We knew we had arrived in Vancouver when we caught sight of the tall glass towers with rounded corners that dominated the dramatic downtown skyline. Since we only had four days to spend here, our agenda was packed with plans to visit Stanley Park’s Rose Garden, Granville Island, the Museum of Anthropology and a drive to Whistler.
Originally, we had wanted to include a foray into the Canadian Rockies but our schedule only allowed time for a day trip to Whistler via the famous Sea to Sky Highway. While the drive time from the Lion’s Gate Bridge in North Vancouver to the town of Whistler was only two hours, we planned on a whole day to include time for scenic stops and breaks.
The Sea to Sky Highway is a much improved upgrade from the old Highway 99 which had been a harrowing twisty two lane road carved into the steep cliffs along Howe Sound back in the day. The road received a major makeover for the 2010 Winter Olympics and offers a spectacular panorama of Howe Sound at sea level segueing into stunning mountain vistas as we climbed toward Whistler in the Rockies. (You know this a serious mountain road when there are frequent turnoffs cautioning drivers to install tire chains for winter travel.)
After this amazing morning drive, Whistler was anticlimactic. After a so-so lunch, we walked around a bit. We half expected an intimate alpine ski village but found a busy upscale ski area with lots of dining, trendy shops, and galleries. Visitors were mostly interested in eating and taking selfies in front of the Olympic rings in the village square.
The return trip in the afternoon exposed different vistas and was just as rewarding as the morning’s drive. The trip did take the whole day and could have gone longer.
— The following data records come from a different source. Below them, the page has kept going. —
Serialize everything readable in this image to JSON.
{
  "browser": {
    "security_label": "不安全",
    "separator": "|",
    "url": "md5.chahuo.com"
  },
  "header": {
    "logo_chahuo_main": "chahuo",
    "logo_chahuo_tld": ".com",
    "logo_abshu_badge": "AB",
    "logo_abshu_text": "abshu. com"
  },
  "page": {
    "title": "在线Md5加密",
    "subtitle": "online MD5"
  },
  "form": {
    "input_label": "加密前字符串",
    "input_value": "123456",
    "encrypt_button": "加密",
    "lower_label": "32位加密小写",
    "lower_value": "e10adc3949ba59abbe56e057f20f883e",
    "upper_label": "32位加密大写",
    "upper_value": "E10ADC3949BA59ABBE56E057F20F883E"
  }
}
The Sea to Sky Highway has been described as one of the top drives in Canada and we can attest to that.
The following day we went to Stanley Park in North Vancouver to see the rose garden. This 80-year-old garden has 3500 rose bushes planted in large beds surrounded by lawn. Most beds consist of many bushes of the same variety creating a dramatic color palette when in bloom. Unlike the rose garden in The Butchart Gardens in Victoria that we had seen the week before, this garden displayed lots of color even though peak bloom was supposed to be two weeks away. One section of the garden had a long arbor with climbers scrambling up and over both sides and beds of seasonal plantings of annuals, perennials, and spring bulbs planted along the side – perfect companion plants for roses.
The garden is maintained by a professional staff and looks it. The bushes are fertilized and well-pruned; the beds are clean, attractive and weed-free. We chatted with a gardener who told us that the garden is organic by design and no pesticides are employed. They even create their own garden soil with a park-wide composting system.
Municipal rose gardens are intended to display the color, fragrance and beauty of the genus rosa to the public and the rose garden at Stanley Park does just that.
Before leaving, we meandered through the park, stopping at the gift shop with an impressive array of locally carved totem poles displayed outside.
On our final day in Vancouver, we headed over to Granville Island, a one-time industrial area now gentrified with a huge indoor public market as the main attraction. It features local produce, seafood, baked goods, interesting arts and crafts, and lots of eating. With over 10 million visitors annually, we had expected numbing congestion with little parking. But on the drizzly Tuesday morning in May we arrived, the crowd size was modest and the parking plentiful. While smaller, Granville Island is somewhat akin to Pike’s Place Market in Seattle but with more open space and a little more subdued.
After lunch we drove to the UBC Museum of Anthropology 20 minutes away. This museum is well known for its collections of art and culture of the Canadian First Nations of the Pacific Northwest. The Great Hall displays an impressive number of totem poles, canoes and other carved sculptures. However, the center piece in the museum is the iconic wooden sculpture titled “The Raven and The First Men” carved out of yellow cedar by Bill Reid. The museum collection is massive, too much to digest in one visit, but an ideal way to spend a rainy afternoon. We left Vancouver the following day returning to Seattle and the long flight home.
As New Englanders, Angelina and I travel to faraway places out of broad curiosity of the world beyond home plus a keen sense of adventure. As in past trips, after months of planning, this one came and went in a blink. The Seattle and British Columbia trip was satisfying and we are glad we went. Now we’re looking toward 2016 and our next adventure.